- [Problem to solve]:
When a record holds a picture, leave the picture out and copy everything else exactly.

Segment Open

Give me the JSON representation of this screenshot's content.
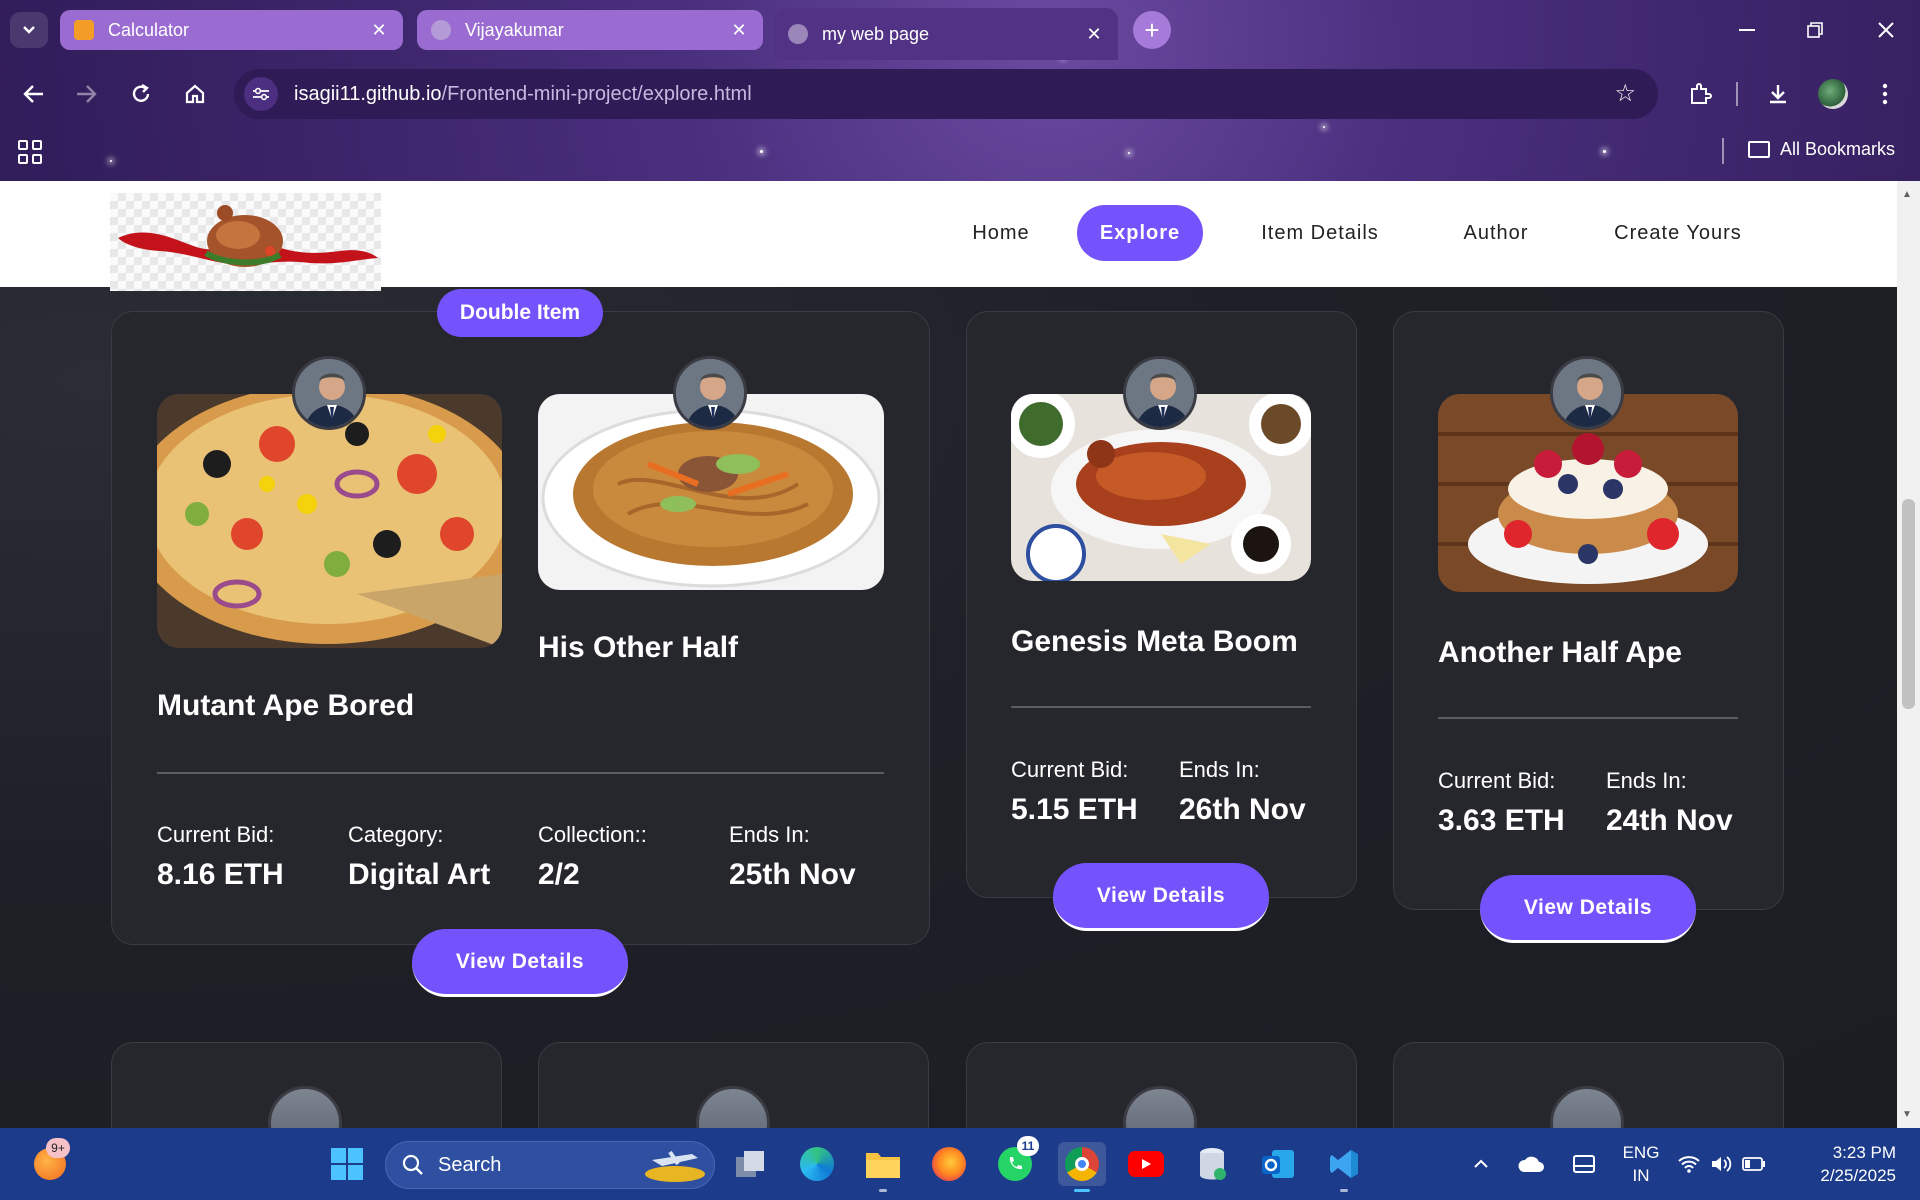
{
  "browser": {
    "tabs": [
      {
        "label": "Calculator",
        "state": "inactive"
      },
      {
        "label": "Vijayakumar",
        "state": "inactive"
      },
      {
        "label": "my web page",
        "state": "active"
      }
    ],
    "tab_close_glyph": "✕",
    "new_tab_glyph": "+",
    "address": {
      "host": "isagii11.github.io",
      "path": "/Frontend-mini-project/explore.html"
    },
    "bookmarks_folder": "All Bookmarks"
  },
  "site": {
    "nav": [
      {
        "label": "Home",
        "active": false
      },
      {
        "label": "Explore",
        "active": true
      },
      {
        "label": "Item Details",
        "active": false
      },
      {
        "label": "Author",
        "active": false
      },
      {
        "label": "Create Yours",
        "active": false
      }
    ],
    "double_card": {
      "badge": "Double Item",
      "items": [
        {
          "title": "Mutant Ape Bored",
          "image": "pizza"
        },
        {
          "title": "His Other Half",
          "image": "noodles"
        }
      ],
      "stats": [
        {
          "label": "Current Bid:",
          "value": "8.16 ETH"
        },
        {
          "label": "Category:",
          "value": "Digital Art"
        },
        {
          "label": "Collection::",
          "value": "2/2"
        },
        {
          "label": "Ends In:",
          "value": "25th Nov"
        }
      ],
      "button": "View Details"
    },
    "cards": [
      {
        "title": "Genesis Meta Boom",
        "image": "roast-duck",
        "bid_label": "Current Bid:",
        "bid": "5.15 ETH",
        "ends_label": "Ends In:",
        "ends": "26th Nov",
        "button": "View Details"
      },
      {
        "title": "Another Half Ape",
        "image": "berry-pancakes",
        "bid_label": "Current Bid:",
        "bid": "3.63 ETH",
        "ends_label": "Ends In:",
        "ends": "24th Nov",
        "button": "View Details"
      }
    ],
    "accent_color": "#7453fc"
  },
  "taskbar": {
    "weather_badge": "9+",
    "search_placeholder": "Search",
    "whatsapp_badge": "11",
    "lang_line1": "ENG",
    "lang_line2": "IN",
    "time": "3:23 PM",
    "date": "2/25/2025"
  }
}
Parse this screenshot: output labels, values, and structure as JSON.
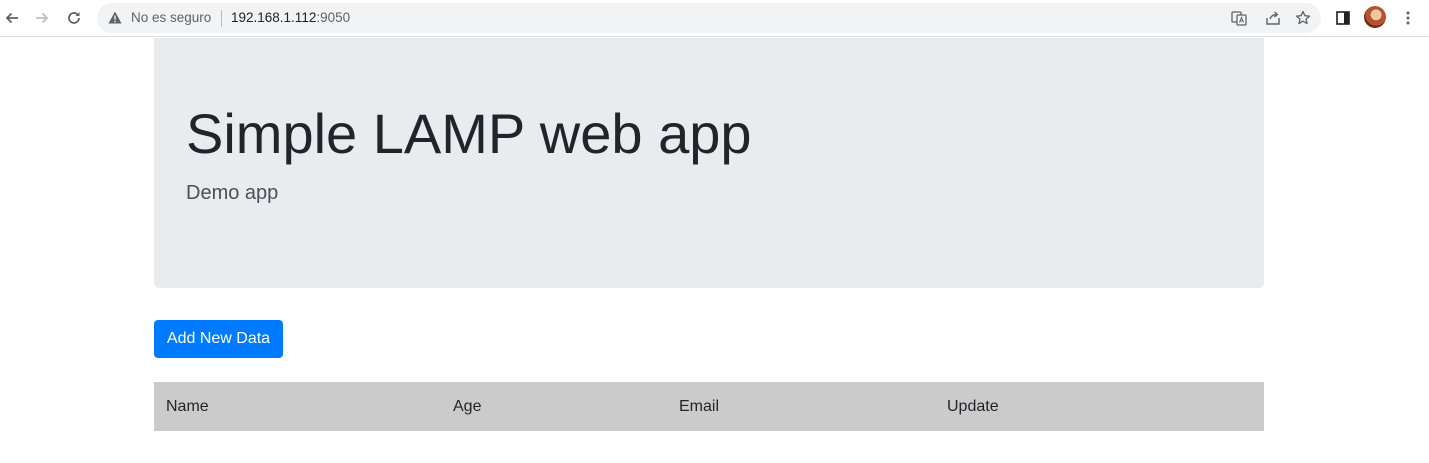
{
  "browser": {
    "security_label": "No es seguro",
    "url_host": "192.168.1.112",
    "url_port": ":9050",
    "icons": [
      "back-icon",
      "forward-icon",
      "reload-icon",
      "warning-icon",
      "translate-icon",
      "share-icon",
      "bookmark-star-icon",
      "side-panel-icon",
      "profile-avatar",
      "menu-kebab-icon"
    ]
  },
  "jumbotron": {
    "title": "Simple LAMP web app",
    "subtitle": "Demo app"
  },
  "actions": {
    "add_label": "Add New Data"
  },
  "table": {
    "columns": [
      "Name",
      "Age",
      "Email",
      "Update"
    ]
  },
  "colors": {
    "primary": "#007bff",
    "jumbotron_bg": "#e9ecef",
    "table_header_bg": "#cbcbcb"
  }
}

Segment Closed

- [Solution]:
Give me the JSON representation of this screenshot's content.
{
  "browser": {
    "tabs": [
      {
        "label": "Calculator",
        "state": "inactive"
      },
      {
        "label": "Vijayakumar",
        "state": "inactive"
      },
      {
        "label": "my web page",
        "state": "active"
      }
    ],
    "tab_close_glyph": "✕",
    "new_tab_glyph": "+",
    "address": {
      "host": "isagii11.github.io",
      "path": "/Frontend-mini-project/explore.html"
    },
    "bookmarks_folder": "All Bookmarks"
  },
  "site": {
    "nav": [
      {
        "label": "Home",
        "active": false
      },
      {
        "label": "Explore",
        "active": true
      },
      {
        "label": "Item Details",
        "active": false
      },
      {
        "label": "Author",
        "active": false
      },
      {
        "label": "Create Yours",
        "active": false
      }
    ],
    "double_card": {
      "badge": "Double Item",
      "items": [
        {
          "title": "Mutant Ape Bored",
          "image": "pizza"
        },
        {
          "title": "His Other Half",
          "image": "noodles"
        }
      ],
      "stats": [
        {
          "label": "Current Bid:",
          "value": "8.16 ETH"
        },
        {
          "label": "Category:",
          "value": "Digital Art"
        },
        {
          "label": "Collection::",
          "value": "2/2"
        },
        {
          "label": "Ends In:",
          "value": "25th Nov"
        }
      ],
      "button": "View Details"
    },
    "cards": [
      {
        "title": "Genesis Meta Boom",
        "image": "roast-duck",
        "bid_label": "Current Bid:",
        "bid": "5.15 ETH",
        "ends_label": "Ends In:",
        "ends": "26th Nov",
        "button": "View Details"
      },
      {
        "title": "Another Half Ape",
        "image": "berry-pancakes",
        "bid_label": "Current Bid:",
        "bid": "3.63 ETH",
        "ends_label": "Ends In:",
        "ends": "24th Nov",
        "button": "View Details"
      }
    ],
    "accent_color": "#7453fc"
  },
  "taskbar": {
    "weather_badge": "9+",
    "search_placeholder": "Search",
    "whatsapp_badge": "11",
    "lang_line1": "ENG",
    "lang_line2": "IN",
    "time": "3:23 PM",
    "date": "2/25/2025"
  }
}
Parse this screenshot: output labels, values, and structure as JSON.
{
  "browser": {
    "security_label": "No es seguro",
    "url_host": "192.168.1.112",
    "url_port": ":9050",
    "icons": [
      "back-icon",
      "forward-icon",
      "reload-icon",
      "warning-icon",
      "translate-icon",
      "share-icon",
      "bookmark-star-icon",
      "side-panel-icon",
      "profile-avatar",
      "menu-kebab-icon"
    ]
  },
  "jumbotron": {
    "title": "Simple LAMP web app",
    "subtitle": "Demo app"
  },
  "actions": {
    "add_label": "Add New Data"
  },
  "table": {
    "columns": [
      "Name",
      "Age",
      "Email",
      "Update"
    ]
  },
  "colors": {
    "primary": "#007bff",
    "jumbotron_bg": "#e9ecef",
    "table_header_bg": "#cbcbcb"
  }
}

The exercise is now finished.